If you’re making the case for golf Exhibit A – the legend that is Laura Davies – must surely be among the first entered into evidence?
The 57-year-old continues to delight and impress in equal measure across every facet of the game, her presence at Carnoustie this past week a genuine highlight.
While the finish to the tournament was gripping with multiple players having a chance to win, one of the standout performances of the week unquestionably came from Davies.
A respectable second round of 70 was enough for Davies to advance to the weekend, joining a field that featured not a single player born when the Dame made her professional debut.
"But Davies’ involvement this past week extended well beyond her play, her work in the commentary booth over the course of the week making at least as big a contribution." - Rod Morri.
Carnoustie marked Davies’ 41st consecutive appearance at this tournament, testament not only to her extraordinary talent but to the game itself that would allow such a feat.
It would be absurd to think almost any other significant athletic pursuit could see a 57-year-old legitimately compete against a player half that age.
Yet at Carnoustie, Davies’ 36-hole score was just two shots adrift of that of eventual winner Anna Nordqvist – and the veteran’s performance was hardly an outlier.
Let’s not forget Phil Mickelson captured the PGA just three months ago at the age of 50 and Tom Watson came within a soft bounce of capturing a sixth Claret Jug at Turnberry in 2009 – at the tender age of 59.
That came a year after Greg Norman led into the final round at Royal Birkdale at the age of 53 and six years before Peter Senior won the Australian Masters at Huntingdale at the age of 56.
Davies’ name sits comfortably in that company, the four-time major winner showing once again this past week that she still has plenty of game.
While admitting winning might be a stretch, Davies says she knows she still plays well enough to be amongst the top-10 most weeks.
“I mean, I’ve just hit three 2-irons only maybe four or five players in this field could hit,” she said following a disappointing Saturday 78 where she made par on each of the last three holes after hitting 2-irons for her approach.
“The rest can’t hit 2-irons.”
But Davies’ involvement this past week extended well beyond her play, her work in the commentary booth over the course of the week making at least as big a contribution.
A regular on the Sky Sports coverage when she’s not playing, Davies has the unique gift among TV announcers of being able to call it as she sees it yet without offending.
"If professional golf is nothing more than entertainment – and while we’re all guilty of taking it too seriously at times, that’s all it really is – then Davies is one of its very best exponents."
She is critical without malice and self-deprecating without false modesty.

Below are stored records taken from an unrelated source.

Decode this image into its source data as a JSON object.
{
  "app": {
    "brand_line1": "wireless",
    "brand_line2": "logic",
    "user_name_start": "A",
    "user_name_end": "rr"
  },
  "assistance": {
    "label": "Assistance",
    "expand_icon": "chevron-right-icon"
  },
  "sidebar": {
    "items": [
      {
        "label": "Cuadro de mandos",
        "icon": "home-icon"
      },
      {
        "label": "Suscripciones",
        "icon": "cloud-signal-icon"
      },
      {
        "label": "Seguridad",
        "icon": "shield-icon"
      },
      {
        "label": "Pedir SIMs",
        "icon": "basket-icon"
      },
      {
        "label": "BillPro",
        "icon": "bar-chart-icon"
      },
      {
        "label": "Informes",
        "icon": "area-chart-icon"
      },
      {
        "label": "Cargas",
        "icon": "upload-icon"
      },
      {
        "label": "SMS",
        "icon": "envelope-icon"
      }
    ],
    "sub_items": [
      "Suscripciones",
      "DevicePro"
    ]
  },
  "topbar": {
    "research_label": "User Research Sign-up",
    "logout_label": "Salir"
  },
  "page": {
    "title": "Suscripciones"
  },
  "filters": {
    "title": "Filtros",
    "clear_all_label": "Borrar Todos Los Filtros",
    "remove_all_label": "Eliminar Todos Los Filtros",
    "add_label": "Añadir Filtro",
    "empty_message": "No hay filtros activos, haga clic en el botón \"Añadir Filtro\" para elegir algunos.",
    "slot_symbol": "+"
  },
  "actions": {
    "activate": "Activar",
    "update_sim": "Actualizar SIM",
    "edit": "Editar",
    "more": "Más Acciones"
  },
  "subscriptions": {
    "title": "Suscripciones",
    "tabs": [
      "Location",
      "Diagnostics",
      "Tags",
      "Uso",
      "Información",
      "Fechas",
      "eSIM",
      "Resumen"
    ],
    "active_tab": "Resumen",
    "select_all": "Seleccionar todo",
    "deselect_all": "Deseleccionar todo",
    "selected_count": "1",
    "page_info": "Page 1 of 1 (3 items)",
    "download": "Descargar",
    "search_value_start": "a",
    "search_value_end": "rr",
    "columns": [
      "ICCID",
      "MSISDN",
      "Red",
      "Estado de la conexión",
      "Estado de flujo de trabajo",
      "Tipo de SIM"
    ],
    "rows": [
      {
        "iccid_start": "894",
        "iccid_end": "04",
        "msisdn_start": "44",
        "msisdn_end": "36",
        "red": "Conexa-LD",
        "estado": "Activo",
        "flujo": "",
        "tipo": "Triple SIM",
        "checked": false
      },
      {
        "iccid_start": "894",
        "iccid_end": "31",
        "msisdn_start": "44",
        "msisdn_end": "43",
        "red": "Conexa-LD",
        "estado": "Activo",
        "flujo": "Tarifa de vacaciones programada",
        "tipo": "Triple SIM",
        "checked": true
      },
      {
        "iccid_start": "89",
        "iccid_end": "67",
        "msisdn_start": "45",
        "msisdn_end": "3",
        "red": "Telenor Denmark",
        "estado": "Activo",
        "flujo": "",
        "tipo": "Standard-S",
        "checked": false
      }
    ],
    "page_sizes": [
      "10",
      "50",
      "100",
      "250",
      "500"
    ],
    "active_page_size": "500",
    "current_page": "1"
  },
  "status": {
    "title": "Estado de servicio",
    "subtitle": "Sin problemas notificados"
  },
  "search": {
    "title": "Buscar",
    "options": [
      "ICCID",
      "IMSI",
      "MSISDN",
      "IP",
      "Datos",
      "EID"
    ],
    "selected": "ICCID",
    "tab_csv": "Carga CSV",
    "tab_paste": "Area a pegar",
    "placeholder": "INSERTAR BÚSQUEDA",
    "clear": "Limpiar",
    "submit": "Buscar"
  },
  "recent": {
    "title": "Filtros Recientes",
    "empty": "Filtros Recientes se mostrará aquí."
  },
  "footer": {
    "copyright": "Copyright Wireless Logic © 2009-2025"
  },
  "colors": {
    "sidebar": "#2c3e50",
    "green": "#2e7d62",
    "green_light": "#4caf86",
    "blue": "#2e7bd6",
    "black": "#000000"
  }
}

It is a rare and welcome set of skills.
Davies is likeable and doesn’t take herself too seriously which are among the attributes that make her so popular globally.
But perhaps her most appealing personality trait might best be summed up simply by noting this: she does things she doesn’t have to, simply because they’re the right thing to do.
For several years she was a regular on the then ALPG annual pro-am circuit that travelled country NSW, her presence a major drawcard for sponsors and players alike and instrumental in the organisation’s survival.
There are no doubt countless similar stories told around the world because Davies, while she would never blow her own trumpet, has an instinct for doing the right thing and always does it.
If professional golf is nothing more than entertainment – and while we’re all guilty of taking it too seriously at times, that’s all it really is – then Davies is one of its very best exponents.
May she continue to be a part of the game for many years to come.